The first thing I saw was a play called The Bicycle Thieves - I think that’s what it was called anyway - I can’t remember that much about it apart from the fact I enjoyed it. The last play I saw was one by David Haig, an old mate of mine from drama school, and it was a play about Rudyard Kipling, it was really beautiful. That was in Bath.
If you could swap places with one person (living or dead) for a day, who would it be?
I’m still trying to get myself right first, let alone worrying about anyone else!
I’m a crap reader and my excuse it that I’ve got to read scripts so don’t have time to read books. I used to read a lot of Terry Pratchett, but after a while the formula started to show through and I got bored. My favourite book is probably The Kite Runner by Khaled Hosseini, which I really loved. Its incredibly atmospheric and is just a beautifully honest piece of writing.
Favourite holiday destinations
We haven’t been on holiday for about three years; I can’t remember when we last went away. For a long time we were based around LA, we used to go out there for a couple of weeks while I was working. Most of our holidays are planned around work and where I am at the time. My parents used to take us to France, and I’d like to go back there. I’m very lucky I get to do a fair amount of travelling for the job, but I can’t just go off booking holidays because I never know where I’m going to be.
I use the internet to investigate stuff if I’ve got background work to do, but I don’t have any particularly favourite sites. I find the web fascinating because it’s such a fund of knowledge and yet there’s no guarantee that what you read is true. There’s no real policing of it and it could just be people’s opinions you’re reading. I find it fascinating, useful and dangerous and worrying at the same time. It’s really mindboggling!
Why did you want to accept the role of Jeff Golding in Otherwise Engaged?

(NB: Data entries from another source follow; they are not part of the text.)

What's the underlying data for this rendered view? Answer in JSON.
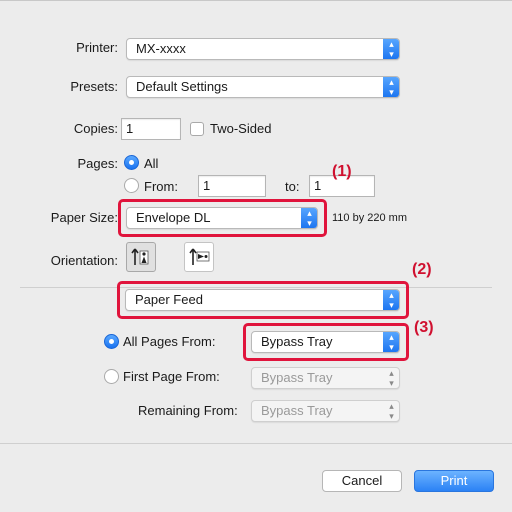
{
  "printer": {
    "label": "Printer:",
    "value": "MX-xxxx"
  },
  "presets": {
    "label": "Presets:",
    "value": "Default Settings"
  },
  "copies": {
    "label": "Copies:",
    "value": "1",
    "two_sided_label": "Two-Sided"
  },
  "pages": {
    "label": "Pages:",
    "all_label": "All",
    "from_label": "From:",
    "from_value": "1",
    "to_label": "to:",
    "to_value": "1"
  },
  "paper_size": {
    "label": "Paper Size:",
    "value": "Envelope DL",
    "dimensions": "110 by 220 mm"
  },
  "orientation": {
    "label": "Orientation:"
  },
  "section_popup": {
    "value": "Paper Feed"
  },
  "paper_feed": {
    "all_pages_label": "All Pages From:",
    "all_pages_value": "Bypass Tray",
    "first_page_label": "First Page From:",
    "first_page_value": "Bypass Tray",
    "remaining_label": "Remaining From:",
    "remaining_value": "Bypass Tray"
  },
  "buttons": {
    "cancel": "Cancel",
    "print": "Print"
  },
  "callouts": {
    "c1": "(1)",
    "c2": "(2)",
    "c3": "(3)"
  },
  "colors": {
    "highlight": "#e0143c",
    "accent": "#1a73f0"
  }
}
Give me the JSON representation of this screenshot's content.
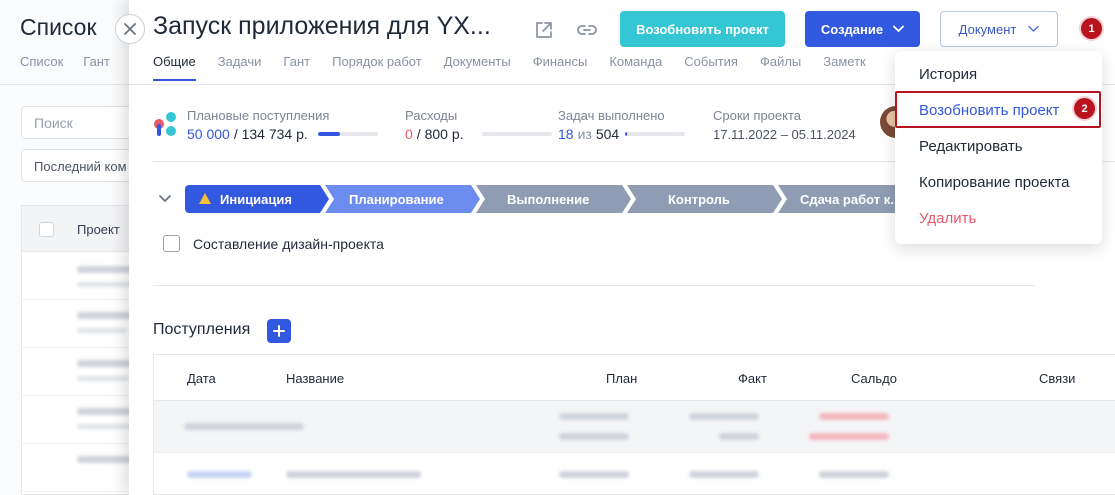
{
  "background": {
    "title": "Список",
    "tabs": [
      "Список",
      "Гант"
    ],
    "search_placeholder": "Поиск",
    "filter_value": "Последний ком",
    "table_header": "Проект"
  },
  "panel": {
    "title": "Запуск приложения для YX...",
    "resume_button": "Возобновить проект",
    "create_button": "Создание",
    "document_button": "Документ",
    "badge_1": "1",
    "tabs": [
      "Общие",
      "Задачи",
      "Гант",
      "Порядок работ",
      "Документы",
      "Финансы",
      "Команда",
      "События",
      "Файлы",
      "Заметк"
    ],
    "stats": {
      "income_label": "Плановые поступления",
      "income_value": "50 000",
      "income_total": "/ 134 734 р.",
      "income_progress": 0.37,
      "expenses_label": "Расходы",
      "expenses_value": "0",
      "expenses_total": "/ 800 р.",
      "expenses_progress": 0,
      "tasks_label": "Задач выполнено",
      "tasks_done": "18",
      "tasks_of": "из",
      "tasks_total": "504",
      "tasks_progress": 0.036,
      "dates_label": "Сроки проекта",
      "dates_value": "17.11.2022  –  05.11.2024"
    },
    "stages": [
      "Инициация",
      "Планирование",
      "Выполнение",
      "Контроль",
      "Сдача работ к..."
    ],
    "checklist_item": "Составление дизайн-проекта",
    "income_section": {
      "title": "Поступления",
      "columns": [
        "Дата",
        "Название",
        "План",
        "Факт",
        "Сальдо",
        "Связи"
      ]
    }
  },
  "dropdown": {
    "items": [
      "История",
      "Возобновить проект",
      "Редактировать",
      "Копирование проекта",
      "Удалить"
    ],
    "badge_2": "2"
  },
  "colors": {
    "accent": "#3358e0",
    "teal": "#34c6d3",
    "danger": "#e8596a",
    "badge": "#b8141f",
    "stage_active": "#3358e0",
    "stage_next": "#6d8cf0",
    "stage_inactive": "#8f9cb3"
  }
}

For one thing I could see myself doing it. There are parts that you want to do but you can’t see yourself doing it, but when I read Jeff Golding it bounced straight off me and made me laugh and also wince! It came alive off the page. The casting of Richard E Grant as well is fascinating because he has an ease about him and a very worldly wise kind of affability. My character has that as well but in Simon, (Richard’s character’s) instance he’s a bit smug about everything too - but Richard is able to play it with this sort of ambiguity, you’re not sure whether it’s all a haughty veneer or if he really cares. And it’s great to be working with David Bamber, I have worked with him years ago and think he’s one of our greatest stars; and Amanda Drew, I hadn’t met her before but she is lovely.
How would you describe your character?
He’s a drunken bastard and he gets to shout at people a lot, and it’s nice to play somebody like that sometimes! I’ve known some alcoholics over the years and you never know how they are going to be from one minute to the next; it’s very exciting to play that sort of unpredictable character.
What’s the funniest/oddest/most notable thing that’s happened during rehearsals or the tour of Otherwise Engaged?
We’ve had some very interesting moments. We rehearse above a Church and they have play groups going on so we often get bursts of “If you’re happy and you know it...” coming through! And Richard is extremely entertaining and given to developing lines with his own quick wit. We’ve laughed a lot; an enormous amount.
Why should audiences come & see Otherwise Engaged at the Criterion? Give us your most persuasive case!
It’s beautifully written, it feels like its cyclical, it feels like one thing leads to another and you’re basically watching this man’s life go down the plug hole and get wrenched from under him; and yet its very optimistic at the same time. I’m amazed it’s not been performed more often. It’s very current, it’s not a comment on anything happening today, but it’s fascinating to see how our preconceptions about people and situations can change.
What are your future plans?
None yet, I’ll see what happens really. I may well go back to the States because I haven’t been back there for a couple of years, and as a family we’d all like to go back so we might do that in February.